One of the more contested provisions in many types of manufacturing contract is the non-compete or exclusivity clause. Customers often want to restrict the rights of manufacturers to use customer know-how to compete against the customer. Indeed, they may want to go further than this, restricting the rights of manufacturers to use know-how gained simply as a result of the contract, even if it wasn't disclosed by the customer. Manufacturers, on the other hand, will usually wish to retain a free hand to apply know-how gained in one area of their business to other areas.

Cloud service reseller agreements

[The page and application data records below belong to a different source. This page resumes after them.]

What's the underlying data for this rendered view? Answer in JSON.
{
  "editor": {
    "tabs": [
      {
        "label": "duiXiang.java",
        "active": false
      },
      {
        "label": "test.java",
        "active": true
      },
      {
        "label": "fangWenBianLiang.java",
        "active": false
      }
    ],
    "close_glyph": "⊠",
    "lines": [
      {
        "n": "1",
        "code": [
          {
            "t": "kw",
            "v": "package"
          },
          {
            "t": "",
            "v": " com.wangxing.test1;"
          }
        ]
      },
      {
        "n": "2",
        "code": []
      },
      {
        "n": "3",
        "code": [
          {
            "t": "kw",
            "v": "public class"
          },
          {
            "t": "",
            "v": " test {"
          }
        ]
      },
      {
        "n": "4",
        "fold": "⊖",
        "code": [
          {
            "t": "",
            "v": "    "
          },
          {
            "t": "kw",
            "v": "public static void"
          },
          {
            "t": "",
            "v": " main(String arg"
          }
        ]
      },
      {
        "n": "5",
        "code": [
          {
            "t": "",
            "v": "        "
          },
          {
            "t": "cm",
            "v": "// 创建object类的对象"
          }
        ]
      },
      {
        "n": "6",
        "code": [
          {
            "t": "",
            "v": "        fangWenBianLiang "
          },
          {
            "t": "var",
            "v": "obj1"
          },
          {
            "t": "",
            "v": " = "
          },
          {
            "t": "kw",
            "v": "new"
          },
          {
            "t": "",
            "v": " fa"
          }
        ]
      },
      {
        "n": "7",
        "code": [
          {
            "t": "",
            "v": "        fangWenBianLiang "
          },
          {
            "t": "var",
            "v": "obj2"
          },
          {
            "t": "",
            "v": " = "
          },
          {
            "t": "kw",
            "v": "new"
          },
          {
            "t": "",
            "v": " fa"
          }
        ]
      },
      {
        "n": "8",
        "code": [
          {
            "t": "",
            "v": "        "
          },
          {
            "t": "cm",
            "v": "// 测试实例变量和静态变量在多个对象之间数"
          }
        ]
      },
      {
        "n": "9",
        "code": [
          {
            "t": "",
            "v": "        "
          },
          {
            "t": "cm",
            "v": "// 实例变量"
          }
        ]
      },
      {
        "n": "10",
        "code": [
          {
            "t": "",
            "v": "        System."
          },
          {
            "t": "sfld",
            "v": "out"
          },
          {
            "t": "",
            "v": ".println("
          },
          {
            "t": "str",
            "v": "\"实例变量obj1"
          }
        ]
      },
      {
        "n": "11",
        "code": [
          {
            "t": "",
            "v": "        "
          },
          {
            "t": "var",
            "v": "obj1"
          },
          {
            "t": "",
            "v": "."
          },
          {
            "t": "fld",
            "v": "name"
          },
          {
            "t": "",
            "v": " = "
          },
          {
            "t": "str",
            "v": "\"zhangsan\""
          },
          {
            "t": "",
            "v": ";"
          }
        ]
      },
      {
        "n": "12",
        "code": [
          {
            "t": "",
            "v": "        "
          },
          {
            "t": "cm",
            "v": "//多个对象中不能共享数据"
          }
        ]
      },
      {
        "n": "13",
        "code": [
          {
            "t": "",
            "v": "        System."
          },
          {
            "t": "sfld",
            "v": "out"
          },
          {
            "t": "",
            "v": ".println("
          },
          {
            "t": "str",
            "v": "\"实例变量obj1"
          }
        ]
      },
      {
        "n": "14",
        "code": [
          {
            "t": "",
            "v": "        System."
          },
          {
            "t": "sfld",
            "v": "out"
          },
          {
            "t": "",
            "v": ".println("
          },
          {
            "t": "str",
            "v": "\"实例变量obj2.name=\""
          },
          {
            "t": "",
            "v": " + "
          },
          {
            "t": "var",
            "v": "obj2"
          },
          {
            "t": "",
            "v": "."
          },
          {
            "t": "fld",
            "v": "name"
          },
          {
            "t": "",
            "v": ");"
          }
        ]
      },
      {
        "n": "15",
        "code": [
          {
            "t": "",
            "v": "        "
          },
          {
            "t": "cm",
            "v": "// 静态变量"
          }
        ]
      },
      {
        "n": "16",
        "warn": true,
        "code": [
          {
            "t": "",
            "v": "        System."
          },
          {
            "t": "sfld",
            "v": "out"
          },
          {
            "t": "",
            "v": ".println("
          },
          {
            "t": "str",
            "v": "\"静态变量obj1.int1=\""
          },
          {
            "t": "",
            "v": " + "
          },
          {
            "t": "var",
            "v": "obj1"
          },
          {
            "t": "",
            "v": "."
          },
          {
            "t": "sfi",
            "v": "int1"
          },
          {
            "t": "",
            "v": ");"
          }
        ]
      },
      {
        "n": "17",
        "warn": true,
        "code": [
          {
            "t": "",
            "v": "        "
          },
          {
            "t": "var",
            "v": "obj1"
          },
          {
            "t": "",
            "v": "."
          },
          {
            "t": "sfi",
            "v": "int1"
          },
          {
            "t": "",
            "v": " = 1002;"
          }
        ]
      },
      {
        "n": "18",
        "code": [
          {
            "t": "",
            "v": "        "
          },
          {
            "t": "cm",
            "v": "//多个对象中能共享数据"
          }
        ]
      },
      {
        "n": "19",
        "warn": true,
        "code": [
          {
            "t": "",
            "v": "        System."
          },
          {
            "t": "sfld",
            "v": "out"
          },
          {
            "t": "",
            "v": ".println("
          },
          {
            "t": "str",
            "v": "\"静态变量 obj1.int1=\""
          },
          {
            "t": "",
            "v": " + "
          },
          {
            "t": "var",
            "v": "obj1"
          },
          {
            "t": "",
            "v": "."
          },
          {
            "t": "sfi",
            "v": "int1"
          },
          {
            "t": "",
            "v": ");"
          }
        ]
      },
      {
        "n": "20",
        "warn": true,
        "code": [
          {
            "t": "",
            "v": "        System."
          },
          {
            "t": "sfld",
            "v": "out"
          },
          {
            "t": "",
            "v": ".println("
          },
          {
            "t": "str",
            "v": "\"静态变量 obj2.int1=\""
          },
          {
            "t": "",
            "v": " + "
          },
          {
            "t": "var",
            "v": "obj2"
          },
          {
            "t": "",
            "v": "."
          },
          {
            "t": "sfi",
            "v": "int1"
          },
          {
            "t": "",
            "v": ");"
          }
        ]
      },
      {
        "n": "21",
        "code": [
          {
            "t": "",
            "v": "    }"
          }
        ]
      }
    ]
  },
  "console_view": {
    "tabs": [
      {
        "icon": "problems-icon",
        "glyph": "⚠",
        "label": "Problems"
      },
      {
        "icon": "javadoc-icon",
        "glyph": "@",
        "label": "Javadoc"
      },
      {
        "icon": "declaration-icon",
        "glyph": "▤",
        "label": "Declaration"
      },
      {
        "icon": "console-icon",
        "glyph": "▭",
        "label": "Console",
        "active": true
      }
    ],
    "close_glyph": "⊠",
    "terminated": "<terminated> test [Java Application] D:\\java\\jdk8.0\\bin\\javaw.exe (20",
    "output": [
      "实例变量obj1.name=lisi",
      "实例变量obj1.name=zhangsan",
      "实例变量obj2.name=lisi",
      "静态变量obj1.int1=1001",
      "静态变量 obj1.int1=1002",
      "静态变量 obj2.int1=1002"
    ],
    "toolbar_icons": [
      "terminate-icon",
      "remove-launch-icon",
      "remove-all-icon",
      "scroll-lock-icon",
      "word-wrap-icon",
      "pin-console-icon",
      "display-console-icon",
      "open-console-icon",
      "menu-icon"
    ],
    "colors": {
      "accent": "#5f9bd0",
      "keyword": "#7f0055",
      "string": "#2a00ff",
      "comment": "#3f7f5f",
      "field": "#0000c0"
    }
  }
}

Cloud services reseller agreements seem to be in vogue. Enquiries about agreements for the resale of software-as-a-service systems keep cropping up in my inbox, and I've taken on several instructions in the past few weeks. Software vendors have long relied upon resellers to market and sell traditional software licences. Quite naturally, the reseller model is being extended to cloud services. But the legal issues – and the contract models - can be quite different. There are three different approaches that I have come across, and another one that I haven't seen in the wild, but that should work in the right circumstances.

7 deadly sins of contract drafting

Every contract lawyer has his or her drafting bugbears and hobby-horses, problems that they look for – and frustratingly find – time and time again in other lawyers' contracts. This is my list. Not all of these sins are really deadly. Some are merely embarrassing. Some I commit myself, sometimes deliberately. Others, however, carry real risks for clients and lawyers.

Contract contraction: is short the new long?

In the early part of my legal career, most of the clients I worked for were lawyers or legally trained, and a 50 or 500 page contract was nothing special to them. Most of SEQ Legal's clients aren't lawyers, and I'm sometimes asked about the size of legal documents. Do they really need to be so long? Contractual documents prepared by those without any legal training often take the form of a handful of statements about the commercial fundamentals: the contract price or charges, and the service or goods being provided. Isn't that enough?

Troll hunting: forum abuse and the law

A troll is defined in the Urban Dictionary as "one who posts a deliberately provocative message to a newsgroup or message board with the intention of causing maximum disruption and argument". The etymology seems to be disputed. My preferred explanation is that the usage comes - via the Usenet group alt.folklore.urban - from fishing, where trolling is the practice of trailing a baited line behind a moving boat, as in "trolling for mackerel".

10 things you should know about ... publishing law

The law relating to the publication of books, journals, newspapers, magazines and their electronic equivalents is, I think, one of the most interesting areas of legal study. Although the core principles of publishing law are enduring, change is a constant. The manifestation of the principles of publishing law in legislation and case law reflects both the march of technology and the deep currents of our literary culture - as well as passing parliamentary and judicial fashions. In this way, publishing law holds a cracked mirror to our literary culture; and the reflections we glimpse aren't always pretty.

Writing an SEO contract

Success or failure in the search engine results pages (SERPs) can make or break a business. With serious money at stake, all SEO consultants and agencies need to be conscious of the legal risks that their work entails. One of the most important ways of managing those risks is through the use of a good contract. In this post, I look at those matters which are particular to SEO contracts.

Internet marketing for lawyers: good, bad or ugly?

In the good old days of legal practice, effective marketing meant being good at your job, and once in a while taking clients out for long, expensive and boozy lunches. That, at least, is what a senior partner at an international law firm once told me. Those days, if not entirely mythical, are long gone. In this post I'm going to look at the nexus between internet marketing and legal services. I'll consider how the peculiar features of legal businesses affect the marketing of legal services online.

Non est factum in the 21st Century

Pottering around in some of the dustier corners of the law of contract this morning, I happened on the doctrine of non est factum ("it is not my deed"), a species of mistake I haven't given any thought to since law school. The doctrine was developed by the English courts to protect those who signed legal documents mistakenly. Where the doctrine applies, a person who mistakenly signs a contract or deed is not bound thereby. The classic situation involves a blind person who executes a document after it had been incorrectly read to him or her. As well as the blind, the doctrine may protect anyone who – through no fault of their own – has no understanding of the meaning and effects of a document: the ill, the infirm, those of low intelligence, the seriously under-educated, and those unable to understand the language of the document.

101 ways to NOT get sued

Legal action can be catastrophic for a start-up or SME. When you add up lawyers' fees, court fees, damages and lost management time, the loser can be on the hook for hundreds of thousands of pounds of losses, sometimes more. Even if you win, the victory may be pyrrhic – for you if not for your lawyers. So read this list, and you might just save your business.